Published:  18 January, 2007

I am in favour of the proposed expansion of Champagne, although only an idiot would deny that the timing sucks.

The sole proviso - and it is a big one - is that any such expansion should guarantee that the potential quality of the region will rise.

The obvious way to achieve this would be to work out the average chelle de cru per hectare for the current region, then insist that no new land be authorised unless it achieves a higher chelle.

Claude Taittinger called for expansion in the early 1980s,

when almost one-third of the AOC land had yet to be

planted. I called for one in the early 1990s, when the market

crashed. At either point, any increase would have been seen

as an academic exercise.

Now, with almost every square inch of AOC land cultivated and an unprecedented pressure on stocks from record sales,

Champagne stands accused of naked greed.

Had the process begun in the early 1990s, there would

have been no recriminations today, and production would

be moving seamlessly into expanded areas just when they

were needed.

However, Champagne sales are cyclical and the next crash

is long overdue. When it happens, it is likely to coincide

with Champagne gearing up for a major expansion of its

vineyards.
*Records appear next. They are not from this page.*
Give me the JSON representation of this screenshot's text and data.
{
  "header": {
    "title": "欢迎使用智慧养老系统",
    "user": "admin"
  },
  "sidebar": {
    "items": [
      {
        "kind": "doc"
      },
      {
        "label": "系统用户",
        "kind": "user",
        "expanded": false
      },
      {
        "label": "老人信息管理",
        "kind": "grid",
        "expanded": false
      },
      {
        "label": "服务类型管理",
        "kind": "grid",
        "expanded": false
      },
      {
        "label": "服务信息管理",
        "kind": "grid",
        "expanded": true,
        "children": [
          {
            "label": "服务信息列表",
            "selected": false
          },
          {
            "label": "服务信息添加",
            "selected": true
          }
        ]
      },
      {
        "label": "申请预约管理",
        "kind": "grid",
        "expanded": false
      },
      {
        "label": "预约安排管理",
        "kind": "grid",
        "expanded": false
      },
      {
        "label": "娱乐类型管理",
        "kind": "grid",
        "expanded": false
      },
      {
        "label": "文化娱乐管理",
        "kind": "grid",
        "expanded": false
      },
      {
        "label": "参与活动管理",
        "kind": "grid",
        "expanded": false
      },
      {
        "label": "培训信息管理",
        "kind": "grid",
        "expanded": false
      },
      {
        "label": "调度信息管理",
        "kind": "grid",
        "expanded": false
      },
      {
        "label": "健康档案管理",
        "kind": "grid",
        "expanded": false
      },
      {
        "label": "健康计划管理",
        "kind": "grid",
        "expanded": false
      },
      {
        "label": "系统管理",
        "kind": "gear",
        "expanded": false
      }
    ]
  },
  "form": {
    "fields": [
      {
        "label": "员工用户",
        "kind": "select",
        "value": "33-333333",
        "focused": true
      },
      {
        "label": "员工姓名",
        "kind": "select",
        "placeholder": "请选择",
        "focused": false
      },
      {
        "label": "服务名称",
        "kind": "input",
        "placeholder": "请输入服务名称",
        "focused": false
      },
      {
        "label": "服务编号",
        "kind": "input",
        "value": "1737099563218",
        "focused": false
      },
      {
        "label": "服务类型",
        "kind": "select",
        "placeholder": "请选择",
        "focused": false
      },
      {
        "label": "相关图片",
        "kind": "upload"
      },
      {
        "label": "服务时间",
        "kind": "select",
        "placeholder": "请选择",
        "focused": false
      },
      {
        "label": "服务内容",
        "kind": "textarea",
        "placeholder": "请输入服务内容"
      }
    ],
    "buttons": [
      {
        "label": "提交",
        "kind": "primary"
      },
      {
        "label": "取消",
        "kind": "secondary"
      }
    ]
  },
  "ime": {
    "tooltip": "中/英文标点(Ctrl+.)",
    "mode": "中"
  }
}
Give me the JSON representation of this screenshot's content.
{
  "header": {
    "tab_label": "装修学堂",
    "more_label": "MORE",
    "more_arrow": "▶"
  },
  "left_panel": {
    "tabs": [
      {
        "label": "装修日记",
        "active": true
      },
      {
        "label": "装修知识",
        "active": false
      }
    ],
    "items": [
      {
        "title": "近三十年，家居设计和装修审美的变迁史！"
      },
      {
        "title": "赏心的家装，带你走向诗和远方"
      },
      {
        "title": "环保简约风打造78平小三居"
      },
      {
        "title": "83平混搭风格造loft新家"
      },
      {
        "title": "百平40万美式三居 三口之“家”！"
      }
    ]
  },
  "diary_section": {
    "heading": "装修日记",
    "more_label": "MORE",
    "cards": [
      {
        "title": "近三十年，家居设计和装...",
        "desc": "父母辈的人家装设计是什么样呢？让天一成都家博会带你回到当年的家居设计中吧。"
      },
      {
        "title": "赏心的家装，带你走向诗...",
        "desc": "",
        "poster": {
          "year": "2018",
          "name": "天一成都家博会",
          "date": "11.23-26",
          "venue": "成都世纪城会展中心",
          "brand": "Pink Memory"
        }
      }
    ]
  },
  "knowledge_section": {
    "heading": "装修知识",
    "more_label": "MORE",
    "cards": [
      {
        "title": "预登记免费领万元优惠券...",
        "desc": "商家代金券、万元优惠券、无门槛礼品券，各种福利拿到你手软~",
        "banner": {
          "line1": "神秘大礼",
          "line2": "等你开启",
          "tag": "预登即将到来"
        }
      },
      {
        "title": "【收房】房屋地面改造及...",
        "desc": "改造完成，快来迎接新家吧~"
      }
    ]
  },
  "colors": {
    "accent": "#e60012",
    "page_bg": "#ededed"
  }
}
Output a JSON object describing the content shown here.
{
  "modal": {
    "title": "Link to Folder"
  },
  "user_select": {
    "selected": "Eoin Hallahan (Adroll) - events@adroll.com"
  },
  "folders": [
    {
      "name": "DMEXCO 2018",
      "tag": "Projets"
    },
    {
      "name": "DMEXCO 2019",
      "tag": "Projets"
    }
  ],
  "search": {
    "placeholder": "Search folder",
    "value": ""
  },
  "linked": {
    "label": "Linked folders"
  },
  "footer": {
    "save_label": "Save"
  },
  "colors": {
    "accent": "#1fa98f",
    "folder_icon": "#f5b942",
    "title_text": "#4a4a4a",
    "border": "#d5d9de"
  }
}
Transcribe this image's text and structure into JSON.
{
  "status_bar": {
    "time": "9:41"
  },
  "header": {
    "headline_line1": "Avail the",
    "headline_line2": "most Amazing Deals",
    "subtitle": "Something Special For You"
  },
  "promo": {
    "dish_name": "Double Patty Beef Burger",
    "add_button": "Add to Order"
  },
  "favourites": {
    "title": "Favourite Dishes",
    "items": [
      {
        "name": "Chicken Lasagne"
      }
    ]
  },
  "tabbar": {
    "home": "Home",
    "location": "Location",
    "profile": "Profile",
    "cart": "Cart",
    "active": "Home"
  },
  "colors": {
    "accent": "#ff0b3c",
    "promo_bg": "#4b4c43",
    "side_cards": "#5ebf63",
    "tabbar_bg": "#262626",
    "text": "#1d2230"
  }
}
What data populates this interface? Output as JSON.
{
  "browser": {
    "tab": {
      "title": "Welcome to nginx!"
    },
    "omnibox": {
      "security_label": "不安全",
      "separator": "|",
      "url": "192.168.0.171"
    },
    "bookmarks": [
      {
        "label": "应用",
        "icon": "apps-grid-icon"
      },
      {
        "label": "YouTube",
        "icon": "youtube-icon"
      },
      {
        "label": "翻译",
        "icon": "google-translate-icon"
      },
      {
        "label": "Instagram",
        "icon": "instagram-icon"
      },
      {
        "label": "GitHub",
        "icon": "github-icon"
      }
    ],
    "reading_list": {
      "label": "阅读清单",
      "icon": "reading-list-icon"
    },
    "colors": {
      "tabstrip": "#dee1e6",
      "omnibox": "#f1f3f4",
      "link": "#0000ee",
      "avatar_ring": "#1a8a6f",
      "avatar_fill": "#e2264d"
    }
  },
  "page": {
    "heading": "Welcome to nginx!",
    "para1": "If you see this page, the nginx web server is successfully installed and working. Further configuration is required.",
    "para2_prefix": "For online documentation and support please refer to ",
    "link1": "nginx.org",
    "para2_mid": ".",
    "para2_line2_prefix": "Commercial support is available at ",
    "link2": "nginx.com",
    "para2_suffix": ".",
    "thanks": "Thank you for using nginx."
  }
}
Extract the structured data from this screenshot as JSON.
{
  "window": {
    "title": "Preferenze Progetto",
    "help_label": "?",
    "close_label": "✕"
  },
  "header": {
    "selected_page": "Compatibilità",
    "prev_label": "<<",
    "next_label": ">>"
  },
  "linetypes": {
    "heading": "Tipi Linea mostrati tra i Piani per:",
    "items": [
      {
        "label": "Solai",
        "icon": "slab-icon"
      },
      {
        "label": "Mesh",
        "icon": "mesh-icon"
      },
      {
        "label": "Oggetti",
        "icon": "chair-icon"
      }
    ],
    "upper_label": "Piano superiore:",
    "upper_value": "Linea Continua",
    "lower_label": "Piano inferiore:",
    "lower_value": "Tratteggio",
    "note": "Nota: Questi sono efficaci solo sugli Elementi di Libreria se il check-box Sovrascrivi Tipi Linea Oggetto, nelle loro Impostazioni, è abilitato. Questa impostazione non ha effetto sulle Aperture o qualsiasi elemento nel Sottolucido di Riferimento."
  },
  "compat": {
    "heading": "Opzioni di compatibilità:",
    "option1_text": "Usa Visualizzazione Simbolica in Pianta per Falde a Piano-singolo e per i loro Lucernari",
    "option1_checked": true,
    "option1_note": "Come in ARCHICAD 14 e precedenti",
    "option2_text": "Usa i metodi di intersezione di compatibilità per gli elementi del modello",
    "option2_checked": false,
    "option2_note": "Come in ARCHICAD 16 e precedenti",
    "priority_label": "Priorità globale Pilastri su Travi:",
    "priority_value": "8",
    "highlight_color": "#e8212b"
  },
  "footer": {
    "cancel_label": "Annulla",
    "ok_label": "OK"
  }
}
As demand drops off, overstocking will dwarf

that of the last crash, and they will still be getting it in the

neck for being too greedy.

Talk about bad timing.

Tom Stevenson is a wine writer specialising in Champagne.